Chef Len Unwin reveals ‘stress-busting’ tips

Written by: Edward Waddell
As kitchen professionals admit to feeling more stressed than ever Len Unwin, chef and curriculum leader at Sheffield College, has unveiled his five top tips to reduce stress.

New research from BRITA Professional found that 81% of chefs feel stressed at work compared to 70% back in 2018. The research also found that eight out of ten chefs bring this stress home with them at the end of their working day.

The research identified the main causes of stress were staff shortages (57%), long working hours (39%) and time spent cleaning equipment (35%).

Unwin’s top five ‘stress-busting’ tips include:

Plan for success

For me, planning is vital for my mental health. Before I go home, I create a plan for the following day.

This frees up my mind so that I don’t think about work at 2:00am, which prevents good-quality sleep – something that is key for health and wellbeing.

Take time to be creative

I enjoy taking part in creative group sessions with my team. We reward staff by doing something that takes us out of our normal activities, such as sugar and chocolate work. This is fun, relaxing and helps the team to bond whether it’s done in person or virtually.

Keep a tidy kitchen

Maintaining your workstation is a small but important job. It’s true what they say: an untidy workspace equals an untidy mind.

In my darkest times, I’d either have a manic work area or I’d clean obsessively. By creating a plan and checklist for yourself, you’ll become more efficient – and this will help to clear your mind.

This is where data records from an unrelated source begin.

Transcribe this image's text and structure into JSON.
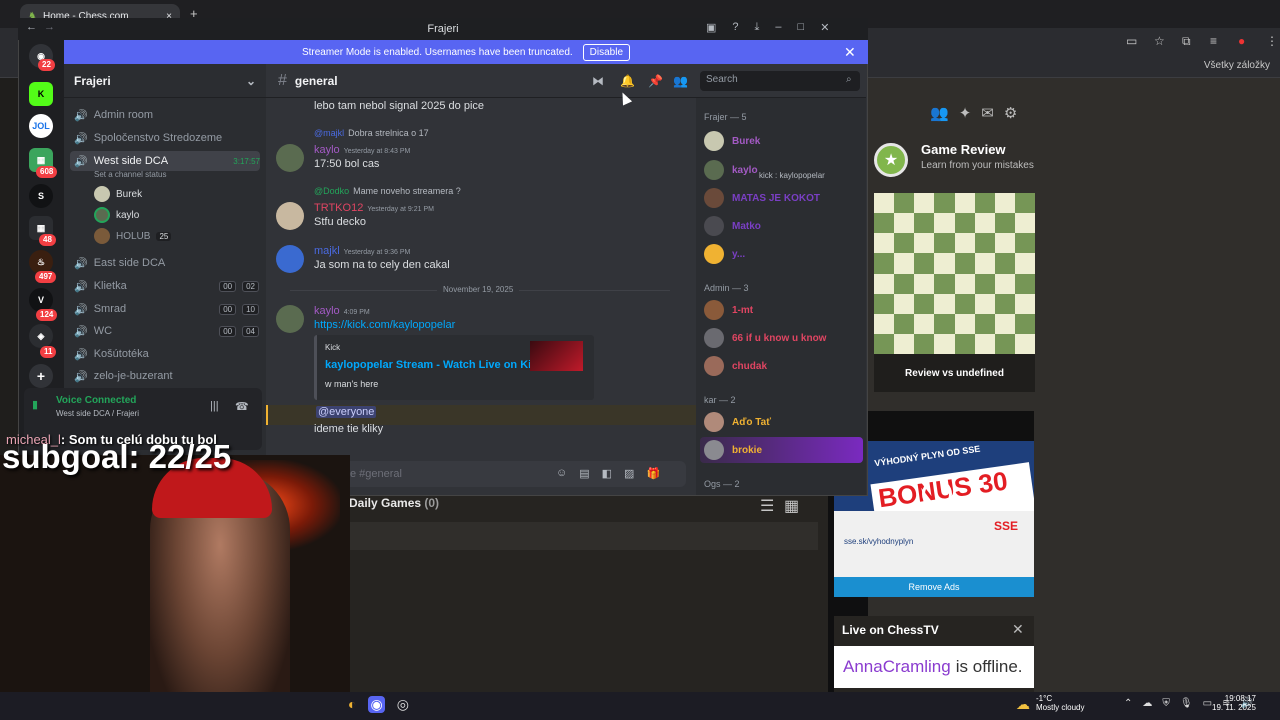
{
  "browser": {
    "tab_title": "Home - Chess.com",
    "bookmarks_label": "Všetky záložky"
  },
  "discord": {
    "window_title": "Frajeri",
    "banner_text": "Streamer Mode is enabled. Usernames have been truncated.",
    "banner_button": "Disable",
    "server_name": "Frajeri",
    "guild_badges": [
      "22",
      "608",
      "48",
      "497",
      "124",
      "11"
    ],
    "channels": [
      {
        "name": "Admin room",
        "type": "voice"
      },
      {
        "name": "Spoločenstvo Stredozeme",
        "type": "voice"
      },
      {
        "name": "West side DCA",
        "type": "voice",
        "timer": "3:17:57",
        "status": "Set a channel status"
      },
      {
        "name": "East side DCA",
        "type": "voice"
      },
      {
        "name": "Klietka",
        "type": "voice",
        "counts": [
          "00",
          "02"
        ]
      },
      {
        "name": "Smrad",
        "type": "voice",
        "counts": [
          "00",
          "10"
        ]
      },
      {
        "name": "WC",
        "type": "voice",
        "counts": [
          "00",
          "04"
        ]
      },
      {
        "name": "Košútotéka",
        "type": "voice"
      },
      {
        "name": "zelo-je-buzerant",
        "type": "voice"
      }
    ],
    "voice_users": [
      "Burek",
      "kaylo",
      "HOLUB",
      "25"
    ],
    "voice_connected": {
      "title": "Voice Connected",
      "sub": "West side DCA / Frajeri"
    },
    "channel_header": "general",
    "search_placeholder": "Search",
    "messages": [
      {
        "text": "lebo tam nebol signal 2025 do pice"
      },
      {
        "reply_user": "@majkl",
        "reply_text": "Dobra strelnica o 17",
        "author": "kaylo",
        "author_color": "#a35ac4",
        "time": "Yesterday at 8:43 PM",
        "text": "17:50 bol cas"
      },
      {
        "reply_user": "@Dodko",
        "reply_text": "Mame noveho streamera ?",
        "author": "TRTKO12",
        "author_color": "#e04562",
        "time": "Yesterday at 9:21 PM",
        "text": "Stfu decko"
      },
      {
        "author": "majkl",
        "author_color": "#4a6ae0",
        "time": "Yesterday at 9:36 PM",
        "text": "Ja som na to cely den cakal"
      },
      {
        "author": "kaylo",
        "author_color": "#a35ac4",
        "time": "4:09 PM",
        "text": "https://kick.com/kaylopopelar"
      }
    ],
    "date_divider": "November 19, 2025",
    "embed": {
      "provider": "Kick",
      "title": "kaylopopelar Stream - Watch Live on Kick",
      "desc": "w man's here"
    },
    "mention": "@everyone",
    "last_message": "ideme tie kliky",
    "composer_placeholder": "e #general",
    "member_groups": [
      {
        "header": "Frajer — 5",
        "members": [
          {
            "name": "Burek",
            "color": "#a35ac4",
            "sub": ""
          },
          {
            "name": "kaylo",
            "color": "#a35ac4",
            "sub": "kick : kaylopopelar"
          },
          {
            "name": "MATAS JE KOKOT",
            "color": "#7a3fc4"
          },
          {
            "name": "Matko",
            "color": "#7a3fc4"
          },
          {
            "name": "y...",
            "color": "#7a3fc4"
          }
        ]
      },
      {
        "header": "Admin — 3",
        "members": [
          {
            "name": "1-mt",
            "color": "#e04562"
          },
          {
            "name": "66 if u know u know",
            "color": "#e04562"
          },
          {
            "name": "chudak",
            "color": "#e04562"
          }
        ]
      },
      {
        "header": "kar — 2",
        "members": [
          {
            "name": "Aďo Tať",
            "color": "#f0b232"
          },
          {
            "name": "brokie",
            "color": "#f0b232"
          }
        ]
      },
      {
        "header": "Ogs — 2",
        "members": []
      }
    ]
  },
  "chess": {
    "game_review_title": "Game Review",
    "game_review_sub": "Learn from your mistakes",
    "review_button": "Review vs undefined",
    "daily_games_label": "Daily Games",
    "daily_games_count": "(0)",
    "ad_title": "VÝHODNÝ PLYN OD SSE",
    "ad_bonus": "BONUS 30 €",
    "ad_url": "sse.sk/vyhodnyplyn",
    "ad_logo": "SSE",
    "remove_ads": "Remove Ads",
    "live_title": "Live on ChessTV",
    "live_user": "AnnaCramling",
    "live_status": "is offline."
  },
  "stream": {
    "chat_user": "micheal_l",
    "chat_text": ": Som tu celú dobu tu bol",
    "subgoal": "subgoal: 22/25"
  },
  "taskbar": {
    "temp": "-1°C",
    "weather": "Mostly cloudy",
    "time": "19:08:17",
    "date": "19. 11. 2025"
  }
}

Take responsibility for equipment 

Every member of the team needs to take some responsibility for keeping equipment in top condition. This is essential for boosting efficiency and productivity, as well as relieving the stress of unexpected breakdowns.

Knowing you can rely on your equipment gives you more time to focus on other priorities during a busy service.

Share a problem

We need to look out for each other. When someone is in a state of depression, they don’t always realise what’s wrong – I certainly didn’t, I just thought I wasn’t good enough.

So, don’t be afraid to speak up, and make time to listen. If you don’t get support from your direct supervisor, go higher. Remember that you are the business’ most valuable commodity, and worthy of their support and investment.